  9. Core Endurance testing (plank, side plank R & L, prone double leg raise):  Ah yes, that dreaded “PLANK”. Everyone loves to perform these tests with me – said no one ever. Well, OK, some people enjoy them. The tests are simple: hold a static neutral core position as long as you can until goal is reached, failure, or loss of proper form (I use >1 coaching correction needed). Four positions are used: plank on forearms, side plank on forearm on each side, and a prone double leg raise to horizontal off of a table/bench. These tests are based off of the thorough research of Dr. Stuart McGill, one of the world’s leading researchers on core stability and issues concerning the back. Based on his research, a healthy individual should be able to hold these for a minimum of 60″, ideally 90″. Measurements such as this correspond with significantly lower likelihood of back pain.

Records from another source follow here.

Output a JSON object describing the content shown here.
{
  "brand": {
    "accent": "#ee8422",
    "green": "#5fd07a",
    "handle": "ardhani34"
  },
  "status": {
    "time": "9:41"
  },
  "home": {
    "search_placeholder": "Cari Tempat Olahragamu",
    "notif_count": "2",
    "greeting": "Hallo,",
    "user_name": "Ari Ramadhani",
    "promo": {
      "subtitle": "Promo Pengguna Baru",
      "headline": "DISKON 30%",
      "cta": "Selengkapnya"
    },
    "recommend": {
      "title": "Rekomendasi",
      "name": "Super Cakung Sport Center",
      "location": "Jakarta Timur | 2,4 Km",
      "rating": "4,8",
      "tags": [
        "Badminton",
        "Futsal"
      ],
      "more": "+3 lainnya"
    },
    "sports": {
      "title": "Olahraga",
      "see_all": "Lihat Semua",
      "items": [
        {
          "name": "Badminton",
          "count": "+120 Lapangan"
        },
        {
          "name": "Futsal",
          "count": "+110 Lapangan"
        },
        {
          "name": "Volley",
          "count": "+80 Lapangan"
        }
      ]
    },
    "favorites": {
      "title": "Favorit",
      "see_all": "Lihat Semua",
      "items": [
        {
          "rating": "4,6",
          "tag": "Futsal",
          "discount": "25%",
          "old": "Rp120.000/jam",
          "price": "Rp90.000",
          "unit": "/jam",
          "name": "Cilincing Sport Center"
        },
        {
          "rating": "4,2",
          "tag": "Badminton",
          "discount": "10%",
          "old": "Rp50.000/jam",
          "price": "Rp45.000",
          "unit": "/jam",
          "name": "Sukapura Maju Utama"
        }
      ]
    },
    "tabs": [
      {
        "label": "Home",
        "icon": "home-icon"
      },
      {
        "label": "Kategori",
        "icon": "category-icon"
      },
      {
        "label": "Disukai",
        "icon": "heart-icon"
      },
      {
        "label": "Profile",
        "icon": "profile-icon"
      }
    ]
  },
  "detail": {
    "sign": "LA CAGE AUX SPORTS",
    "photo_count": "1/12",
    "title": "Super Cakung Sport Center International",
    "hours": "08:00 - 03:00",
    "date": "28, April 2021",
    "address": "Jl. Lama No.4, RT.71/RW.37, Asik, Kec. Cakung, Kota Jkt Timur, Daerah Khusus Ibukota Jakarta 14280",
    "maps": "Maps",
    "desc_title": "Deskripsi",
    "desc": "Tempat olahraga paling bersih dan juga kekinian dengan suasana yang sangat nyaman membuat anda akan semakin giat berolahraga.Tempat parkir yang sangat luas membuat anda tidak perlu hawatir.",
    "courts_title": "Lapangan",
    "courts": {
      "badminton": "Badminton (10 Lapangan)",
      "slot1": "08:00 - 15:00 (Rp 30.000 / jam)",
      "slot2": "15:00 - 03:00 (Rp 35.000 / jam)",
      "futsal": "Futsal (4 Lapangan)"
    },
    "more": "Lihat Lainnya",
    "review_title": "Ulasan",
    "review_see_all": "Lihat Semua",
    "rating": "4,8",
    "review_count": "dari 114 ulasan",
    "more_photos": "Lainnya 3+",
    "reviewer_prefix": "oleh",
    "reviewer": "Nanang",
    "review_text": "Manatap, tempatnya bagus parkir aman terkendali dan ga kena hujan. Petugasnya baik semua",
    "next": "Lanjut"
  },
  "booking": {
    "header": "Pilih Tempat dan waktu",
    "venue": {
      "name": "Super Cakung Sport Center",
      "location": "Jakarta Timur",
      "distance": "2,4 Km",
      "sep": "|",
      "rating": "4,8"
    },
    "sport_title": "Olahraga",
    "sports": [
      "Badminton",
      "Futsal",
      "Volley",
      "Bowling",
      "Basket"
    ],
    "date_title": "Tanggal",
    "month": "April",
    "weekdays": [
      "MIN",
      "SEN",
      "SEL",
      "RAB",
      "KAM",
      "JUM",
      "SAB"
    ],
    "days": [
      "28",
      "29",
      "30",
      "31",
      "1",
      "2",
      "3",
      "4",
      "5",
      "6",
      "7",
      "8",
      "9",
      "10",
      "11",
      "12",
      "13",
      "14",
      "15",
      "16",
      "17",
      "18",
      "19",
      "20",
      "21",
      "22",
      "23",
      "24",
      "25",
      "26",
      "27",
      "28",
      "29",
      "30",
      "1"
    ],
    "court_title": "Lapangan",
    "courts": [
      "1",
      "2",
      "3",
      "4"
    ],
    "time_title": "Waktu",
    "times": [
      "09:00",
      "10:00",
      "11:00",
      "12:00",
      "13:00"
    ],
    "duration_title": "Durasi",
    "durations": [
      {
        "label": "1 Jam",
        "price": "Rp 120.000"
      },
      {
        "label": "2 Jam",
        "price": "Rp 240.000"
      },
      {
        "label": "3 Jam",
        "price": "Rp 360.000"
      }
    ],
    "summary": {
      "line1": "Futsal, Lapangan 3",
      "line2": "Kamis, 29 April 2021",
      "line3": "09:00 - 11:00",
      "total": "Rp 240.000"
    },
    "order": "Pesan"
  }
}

He also noted that there should be within 5% symmetry when comparing all 4 sides. Note:  make sure to allow for recovery between each test.  I use a 1:1 work:rest ratio between tests, with the minimum rest being 1 minute. That’s even between side-plank sides.
  10. Sprint Endurance Testing: With sprint endurance testing, we are measuring both speed and the ability to maintain that speed for between 30 and 90 seconds (dependent on the level of athlete). Good examples of this would be a timed 300 meter run or a shuttle run with a minimum distance of 15 to 20 yards between reversals. Because of the added time it takes to complete, sprint endurance testing (or anaerobic endurance testing) assesses a different energy system within the body compared to short sprints and agility tests. Yes, even adults should work on improving their sprinting when possible. It’s an amazing total body calorie roaster and a powerful neuromuscular stimulus. Keep in mind, you need to progress your sprint training wisely to avoid injury.

Food for your mind: 10 tests for measuring athletic and/or functional performance, in both the athlete and those who would not consider themselves athletes. Because improvements can sometimes occur very quickly when guided by the correct coaching, these assessments do not always have to take place during an official testing session. Great performance coaches have a keen eye for assessing these tests and patterns on the fly during training sessions as well. In athletes, these are the findings that show you how far you’ve come and what you need to work on to get to the next level. In the latter, they are great tools for determining injury risk, proper progression of your fitness routine, and for reinforcing a sense of personal accomplishment! *Insert High Five!*

“If you ain’t assessin’, you’re just guessin’!”  Tweet:

Dominate those tests,

Ryan

RStevensATC@gmail.com